But while Hinton may believe that computers will take over, radiologists disagree, saying that the process for integrating AI with radiology is years from completion.
“I don’t think radiologists are going to be out of a job or anything close," said Dr. Eliot L. Siegel, a professor and the vice chair at the University of Maryland School of Medicine’s Department of Diagnostic Radiology who co-presented a program on augmented and virtual reality in medical imaging and moderated a round table discussion on AI. "I think there’s going to be more radiologists, and I think it’s going to take us about five years to actually start figuring out how do we deliver all this.”
Many believe that AI and radiologists will instead collaborate as humans are needed to interpret and determine or verify the right course of action for the patient based on the data retrieved from the machine. All agree that integration will require change.
“They’re going to have to become information managers,” said Brady Anderson, the senior director of new product development for enterprise imaging at Philips, in regard to AI placing more pressure on radiologists to learn new ways for analyzing and interpreting data.
Dr. Keith J. Dreyer, the vice chairman of radiology and director of the Center for Clinical Data Science at Massachusetts General Hospital, who led the presentation on AI, says that humans and machines work better together rather than separately, and that AI will instead change the perception of radiology.
"There are going to be a lot of algorithms to a lot of this stuff and there are going to be micro solutions that you need to put together," he said during his presentation. "When those come together, we don’t need to see thousands of numbers but they’re actually accurate numbers.
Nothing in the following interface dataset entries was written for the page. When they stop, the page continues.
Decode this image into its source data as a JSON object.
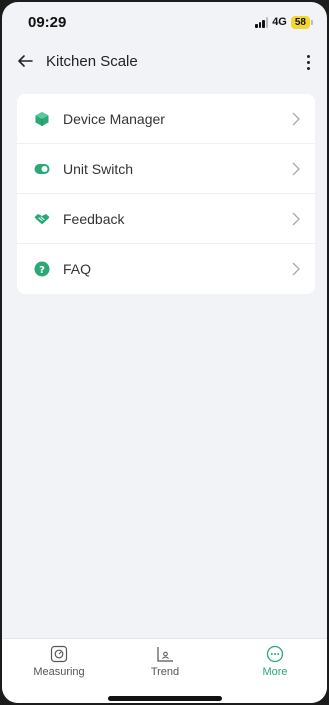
{
  "status_bar": {
    "time": "09:29",
    "network": "4G",
    "battery": "58"
  },
  "header": {
    "title": "Kitchen Scale"
  },
  "menu": {
    "items": [
      {
        "label": "Device Manager",
        "icon": "device-cube-icon"
      },
      {
        "label": "Unit Switch",
        "icon": "toggle-icon"
      },
      {
        "label": "Feedback",
        "icon": "handshake-icon"
      },
      {
        "label": "FAQ",
        "icon": "question-icon"
      }
    ]
  },
  "tabbar": {
    "tabs": [
      {
        "label": "Measuring",
        "icon": "scale-icon",
        "active": false
      },
      {
        "label": "Trend",
        "icon": "chart-icon",
        "active": false
      },
      {
        "label": "More",
        "icon": "more-dots-icon",
        "active": true
      }
    ]
  },
  "colors": {
    "accent": "#2aa876",
    "background": "#f2f3f7",
    "battery": "#f5d530"
  }
}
They can go directly to the results of the EHR. But we should also have that access because we might have new data coming to us from this. So, I think people will probably look at this and will add value to the results we put back. This will probably be perceived as radiology, or could be.”
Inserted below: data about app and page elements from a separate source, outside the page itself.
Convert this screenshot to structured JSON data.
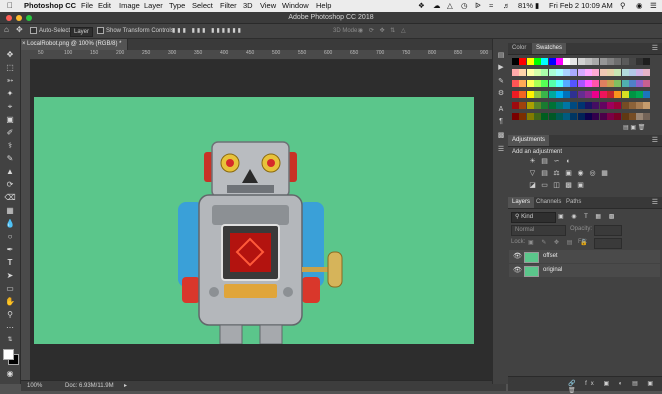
{
  "menubar": {
    "app_name": "Photoshop CC",
    "items": [
      "File",
      "Edit",
      "Image",
      "Layer",
      "Type",
      "Select",
      "Filter",
      "3D",
      "View",
      "Window",
      "Help"
    ],
    "battery": "81%",
    "clock": "Fri Feb 2  10:09 AM"
  },
  "window": {
    "title": "Adobe Photoshop CC 2018"
  },
  "options_bar": {
    "auto_select_label": "Auto-Select:",
    "auto_select_value": "Layer",
    "transform_label": "Show Transform Controls",
    "mode_3d": "3D Mode:"
  },
  "document": {
    "tab_title": "LocalRobot.png @ 100% (RGB/8) *",
    "ruler_ticks": [
      "50",
      "100",
      "150",
      "200",
      "250",
      "300",
      "350",
      "400",
      "450",
      "500",
      "550",
      "600",
      "650",
      "700",
      "750",
      "800",
      "850",
      "900"
    ],
    "zoom": "100%",
    "doc_size": "Doc: 6.93M/11.9M",
    "canvas_color": "#5bc68b"
  },
  "color_panel": {
    "tabs": [
      "Color",
      "Swatches"
    ],
    "active_tab": "Swatches",
    "swatch_rows": [
      [
        "#000000",
        "#ff0000",
        "#ffff00",
        "#00ff00",
        "#00ffff",
        "#0000ff",
        "#ff00ff",
        "#ffffff",
        "#e6e6e6",
        "#d2d2d2",
        "#bebebe",
        "#aaaaaa",
        "#969696",
        "#828282",
        "#6e6e6e",
        "#5a5a5a",
        "#464646",
        "#323232",
        "#1e1e1e"
      ],
      [
        "#ffaaaa",
        "#ffd4aa",
        "#ffffaa",
        "#d4ffaa",
        "#aaffaa",
        "#aaffd4",
        "#aaffff",
        "#aad4ff",
        "#aaaaff",
        "#d4aaff",
        "#ffaaff",
        "#ffaad4",
        "#f0c8b4",
        "#e6d2aa",
        "#c8e6b4",
        "#b4dcdc",
        "#b4c8e6",
        "#d2b4e6",
        "#e6b4c8"
      ],
      [
        "#ff5555",
        "#ffaa55",
        "#ffff55",
        "#aaff55",
        "#55ff55",
        "#55ffaa",
        "#55ffff",
        "#55aaff",
        "#5555ff",
        "#aa55ff",
        "#ff55ff",
        "#ff55aa",
        "#e08060",
        "#c8a050",
        "#80c060",
        "#50b0b0",
        "#5080c8",
        "#9060c8",
        "#c86090"
      ],
      [
        "#ee1c24",
        "#f26522",
        "#fff200",
        "#8dc63f",
        "#39b54a",
        "#00a99d",
        "#00aeef",
        "#0072bc",
        "#2e3192",
        "#662d91",
        "#92278f",
        "#ec008c",
        "#ed145b",
        "#c1272d",
        "#f7941d",
        "#d7df23",
        "#009444",
        "#00a651",
        "#1b75bc"
      ],
      [
        "#9e0b0f",
        "#a0410d",
        "#aba000",
        "#598527",
        "#197b30",
        "#007236",
        "#00746b",
        "#0076a3",
        "#004a80",
        "#003471",
        "#1b1464",
        "#440e62",
        "#630460",
        "#9e005d",
        "#9e0039",
        "#754c24",
        "#8c6239",
        "#a67c52",
        "#c69c6d"
      ],
      [
        "#790000",
        "#7b2e00",
        "#827b00",
        "#406618",
        "#005e20",
        "#005826",
        "#005952",
        "#005b7f",
        "#003663",
        "#002157",
        "#0d004c",
        "#32004b",
        "#4b0049",
        "#7b0046",
        "#7a0026",
        "#603913",
        "#754c24",
        "#998675",
        "#736357"
      ]
    ]
  },
  "adjustments_panel": {
    "title": "Adjustments",
    "subtitle": "Add an adjustment",
    "icon_rows": [
      [
        "brightness-contrast-icon",
        "levels-icon",
        "curves-icon",
        "exposure-icon"
      ],
      [
        "vibrance-icon",
        "hue-saturation-icon",
        "color-balance-icon",
        "black-white-icon",
        "photo-filter-icon",
        "channel-mixer-icon",
        "color-lookup-icon"
      ],
      [
        "invert-icon",
        "posterize-icon",
        "threshold-icon",
        "gradient-map-icon",
        "selective-color-icon"
      ]
    ]
  },
  "layers_panel": {
    "tabs": [
      "Layers",
      "Channels",
      "Paths"
    ],
    "active_tab": "Layers",
    "filter_kind": "Kind",
    "blend_mode": "Normal",
    "opacity_label": "Opacity:",
    "lock_label": "Lock:",
    "fill_label": "Fill:",
    "layers": [
      {
        "name": "offset"
      },
      {
        "name": "original"
      }
    ]
  }
}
Other topics addressed included what radiologists desired most from the use of AI technology, such as the ability to synthesize and read images and studies at a faster rate and retrieve specific forms of data from patient records. There were also discussions on the origin and structure of AI, in what countries is it expected to develop the most, and the impact it would have on competition between health care organizations and big companies, such as Google and Amazon.